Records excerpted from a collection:
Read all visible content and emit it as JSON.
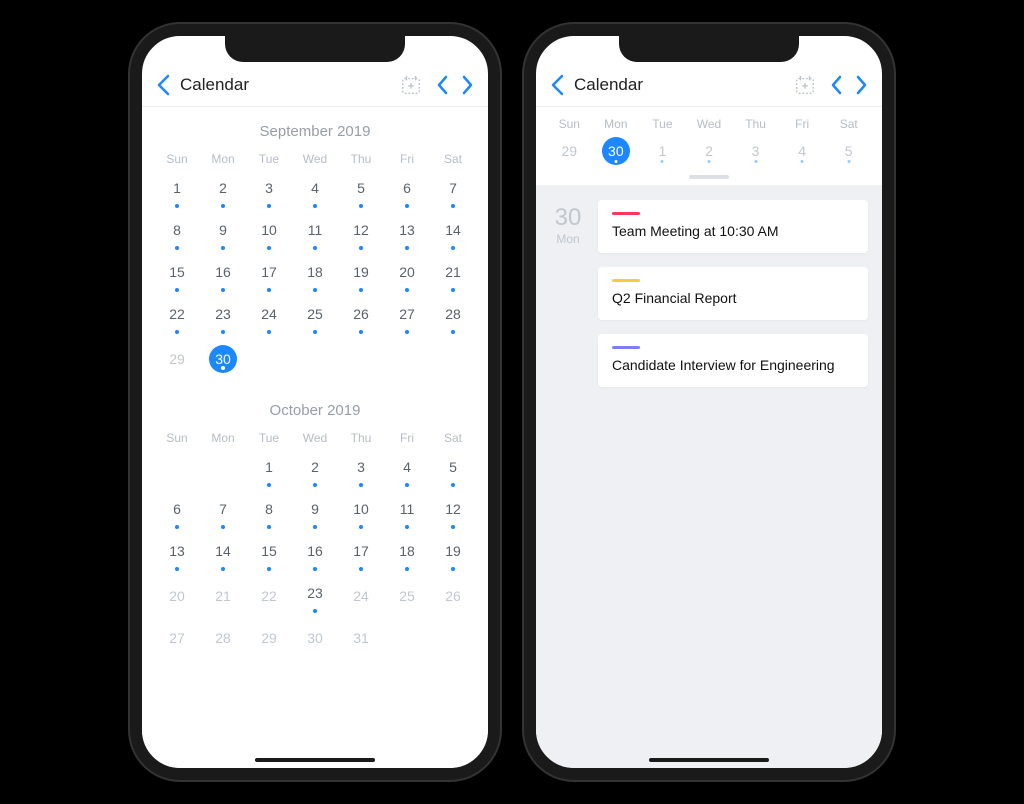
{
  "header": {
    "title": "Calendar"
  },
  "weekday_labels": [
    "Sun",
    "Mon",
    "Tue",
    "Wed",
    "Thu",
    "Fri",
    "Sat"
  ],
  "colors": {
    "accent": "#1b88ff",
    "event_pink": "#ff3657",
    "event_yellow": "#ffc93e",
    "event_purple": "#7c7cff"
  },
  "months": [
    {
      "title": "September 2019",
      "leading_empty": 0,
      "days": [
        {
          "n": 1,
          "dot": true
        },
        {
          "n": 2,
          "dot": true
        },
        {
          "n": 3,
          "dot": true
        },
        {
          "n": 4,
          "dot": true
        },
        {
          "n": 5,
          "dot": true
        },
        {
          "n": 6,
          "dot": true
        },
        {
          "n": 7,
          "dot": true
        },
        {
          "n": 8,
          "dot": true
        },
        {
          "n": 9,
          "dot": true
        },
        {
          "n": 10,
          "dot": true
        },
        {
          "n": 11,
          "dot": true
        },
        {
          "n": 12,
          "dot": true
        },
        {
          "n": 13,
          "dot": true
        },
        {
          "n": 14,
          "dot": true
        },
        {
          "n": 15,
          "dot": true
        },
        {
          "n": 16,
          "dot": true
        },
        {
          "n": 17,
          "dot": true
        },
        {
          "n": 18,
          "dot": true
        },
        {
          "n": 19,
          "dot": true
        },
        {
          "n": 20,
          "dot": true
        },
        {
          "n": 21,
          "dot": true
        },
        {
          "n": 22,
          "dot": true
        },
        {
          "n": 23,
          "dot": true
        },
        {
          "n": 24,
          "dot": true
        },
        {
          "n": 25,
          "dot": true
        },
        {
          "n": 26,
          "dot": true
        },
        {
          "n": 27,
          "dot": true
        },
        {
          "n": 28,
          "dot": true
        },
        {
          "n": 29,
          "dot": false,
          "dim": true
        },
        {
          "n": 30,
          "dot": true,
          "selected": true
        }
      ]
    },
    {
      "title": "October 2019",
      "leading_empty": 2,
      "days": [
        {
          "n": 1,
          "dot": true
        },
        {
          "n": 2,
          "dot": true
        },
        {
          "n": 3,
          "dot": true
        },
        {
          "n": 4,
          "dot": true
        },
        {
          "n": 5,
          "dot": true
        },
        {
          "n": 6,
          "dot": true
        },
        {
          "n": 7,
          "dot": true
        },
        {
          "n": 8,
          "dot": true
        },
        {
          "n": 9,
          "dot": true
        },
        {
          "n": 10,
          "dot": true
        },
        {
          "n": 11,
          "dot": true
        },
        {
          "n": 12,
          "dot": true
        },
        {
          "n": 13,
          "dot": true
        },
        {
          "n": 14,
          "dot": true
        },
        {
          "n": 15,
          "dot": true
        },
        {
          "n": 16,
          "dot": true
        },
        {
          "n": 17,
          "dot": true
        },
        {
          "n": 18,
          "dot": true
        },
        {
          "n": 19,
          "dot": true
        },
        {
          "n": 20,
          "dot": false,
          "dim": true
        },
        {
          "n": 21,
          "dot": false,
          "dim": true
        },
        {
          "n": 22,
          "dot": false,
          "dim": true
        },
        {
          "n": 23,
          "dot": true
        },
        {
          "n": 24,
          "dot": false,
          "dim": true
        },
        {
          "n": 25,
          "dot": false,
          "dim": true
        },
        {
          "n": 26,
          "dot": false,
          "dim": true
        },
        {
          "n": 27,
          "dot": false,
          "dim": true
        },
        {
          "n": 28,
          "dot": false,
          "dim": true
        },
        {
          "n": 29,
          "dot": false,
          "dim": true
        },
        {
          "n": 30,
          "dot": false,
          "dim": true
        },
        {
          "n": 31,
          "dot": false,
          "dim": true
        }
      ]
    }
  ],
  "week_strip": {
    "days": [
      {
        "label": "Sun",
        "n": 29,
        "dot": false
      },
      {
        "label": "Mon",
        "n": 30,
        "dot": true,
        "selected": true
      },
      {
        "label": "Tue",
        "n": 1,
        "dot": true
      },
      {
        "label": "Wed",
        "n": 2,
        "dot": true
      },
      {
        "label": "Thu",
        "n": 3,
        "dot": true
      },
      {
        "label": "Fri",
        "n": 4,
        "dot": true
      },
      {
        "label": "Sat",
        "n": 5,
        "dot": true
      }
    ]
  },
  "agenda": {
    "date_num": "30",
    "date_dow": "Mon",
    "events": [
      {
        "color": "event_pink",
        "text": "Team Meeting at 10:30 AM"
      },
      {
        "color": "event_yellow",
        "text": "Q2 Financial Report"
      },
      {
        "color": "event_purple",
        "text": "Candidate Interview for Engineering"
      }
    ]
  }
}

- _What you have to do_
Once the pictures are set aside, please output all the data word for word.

- _Expected answer_
Read all visible content and emit it as JSON.
{
  "header": {
    "title": "Calendar"
  },
  "weekday_labels": [
    "Sun",
    "Mon",
    "Tue",
    "Wed",
    "Thu",
    "Fri",
    "Sat"
  ],
  "colors": {
    "accent": "#1b88ff",
    "event_pink": "#ff3657",
    "event_yellow": "#ffc93e",
    "event_purple": "#7c7cff"
  },
  "months": [
    {
      "title": "September 2019",
      "leading_empty": 0,
      "days": [
        {
          "n": 1,
          "dot": true
        },
        {
          "n": 2,
          "dot": true
        },
        {
          "n": 3,
          "dot": true
        },
        {
          "n": 4,
          "dot": true
        },
        {
          "n": 5,
          "dot": true
        },
        {
          "n": 6,
          "dot": true
        },
        {
          "n": 7,
          "dot": true
        },
        {
          "n": 8,
          "dot": true
        },
        {
          "n": 9,
          "dot": true
        },
        {
          "n": 10,
          "dot": true
        },
        {
          "n": 11,
          "dot": true
        },
        {
          "n": 12,
          "dot": true
        },
        {
          "n": 13,
          "dot": true
        },
        {
          "n": 14,
          "dot": true
        },
        {
          "n": 15,
          "dot": true
        },
        {
          "n": 16,
          "dot": true
        },
        {
          "n": 17,
          "dot": true
        },
        {
          "n": 18,
          "dot": true
        },
        {
          "n": 19,
          "dot": true
        },
        {
          "n": 20,
          "dot": true
        },
        {
          "n": 21,
          "dot": true
        },
        {
          "n": 22,
          "dot": true
        },
        {
          "n": 23,
          "dot": true
        },
        {
          "n": 24,
          "dot": true
        },
        {
          "n": 25,
          "dot": true
        },
        {
          "n": 26,
          "dot": true
        },
        {
          "n": 27,
          "dot": true
        },
        {
          "n": 28,
          "dot": true
        },
        {
          "n": 29,
          "dot": false,
          "dim": true
        },
        {
          "n": 30,
          "dot": true,
          "selected": true
        }
      ]
    },
    {
      "title": "October 2019",
      "leading_empty": 2,
      "days": [
        {
          "n": 1,
          "dot": true
        },
        {
          "n": 2,
          "dot": true
        },
        {
          "n": 3,
          "dot": true
        },
        {
          "n": 4,
          "dot": true
        },
        {
          "n": 5,
          "dot": true
        },
        {
          "n": 6,
          "dot": true
        },
        {
          "n": 7,
          "dot": true
        },
        {
          "n": 8,
          "dot": true
        },
        {
          "n": 9,
          "dot": true
        },
        {
          "n": 10,
          "dot": true
        },
        {
          "n": 11,
          "dot": true
        },
        {
          "n": 12,
          "dot": true
        },
        {
          "n": 13,
          "dot": true
        },
        {
          "n": 14,
          "dot": true
        },
        {
          "n": 15,
          "dot": true
        },
        {
          "n": 16,
          "dot": true
        },
        {
          "n": 17,
          "dot": true
        },
        {
          "n": 18,
          "dot": true
        },
        {
          "n": 19,
          "dot": true
        },
        {
          "n": 20,
          "dot": false,
          "dim": true
        },
        {
          "n": 21,
          "dot": false,
          "dim": true
        },
        {
          "n": 22,
          "dot": false,
          "dim": true
        },
        {
          "n": 23,
          "dot": true
        },
        {
          "n": 24,
          "dot": false,
          "dim": true
        },
        {
          "n": 25,
          "dot": false,
          "dim": true
        },
        {
          "n": 26,
          "dot": false,
          "dim": true
        },
        {
          "n": 27,
          "dot": false,
          "dim": true
        },
        {
          "n": 28,
          "dot": false,
          "dim": true
        },
        {
          "n": 29,
          "dot": false,
          "dim": true
        },
        {
          "n": 30,
          "dot": false,
          "dim": true
        },
        {
          "n": 31,
          "dot": false,
          "dim": true
        }
      ]
    }
  ],
  "week_strip": {
    "days": [
      {
        "label": "Sun",
        "n": 29,
        "dot": false
      },
      {
        "label": "Mon",
        "n": 30,
        "dot": true,
        "selected": true
      },
      {
        "label": "Tue",
        "n": 1,
        "dot": true
      },
      {
        "label": "Wed",
        "n": 2,
        "dot": true
      },
      {
        "label": "Thu",
        "n": 3,
        "dot": true
      },
      {
        "label": "Fri",
        "n": 4,
        "dot": true
      },
      {
        "label": "Sat",
        "n": 5,
        "dot": true
      }
    ]
  },
  "agenda": {
    "date_num": "30",
    "date_dow": "Mon",
    "events": [
      {
        "color": "event_pink",
        "text": "Team Meeting at 10:30 AM"
      },
      {
        "color": "event_yellow",
        "text": "Q2 Financial Report"
      },
      {
        "color": "event_purple",
        "text": "Candidate Interview for Engineering"
      }
    ]
  }
}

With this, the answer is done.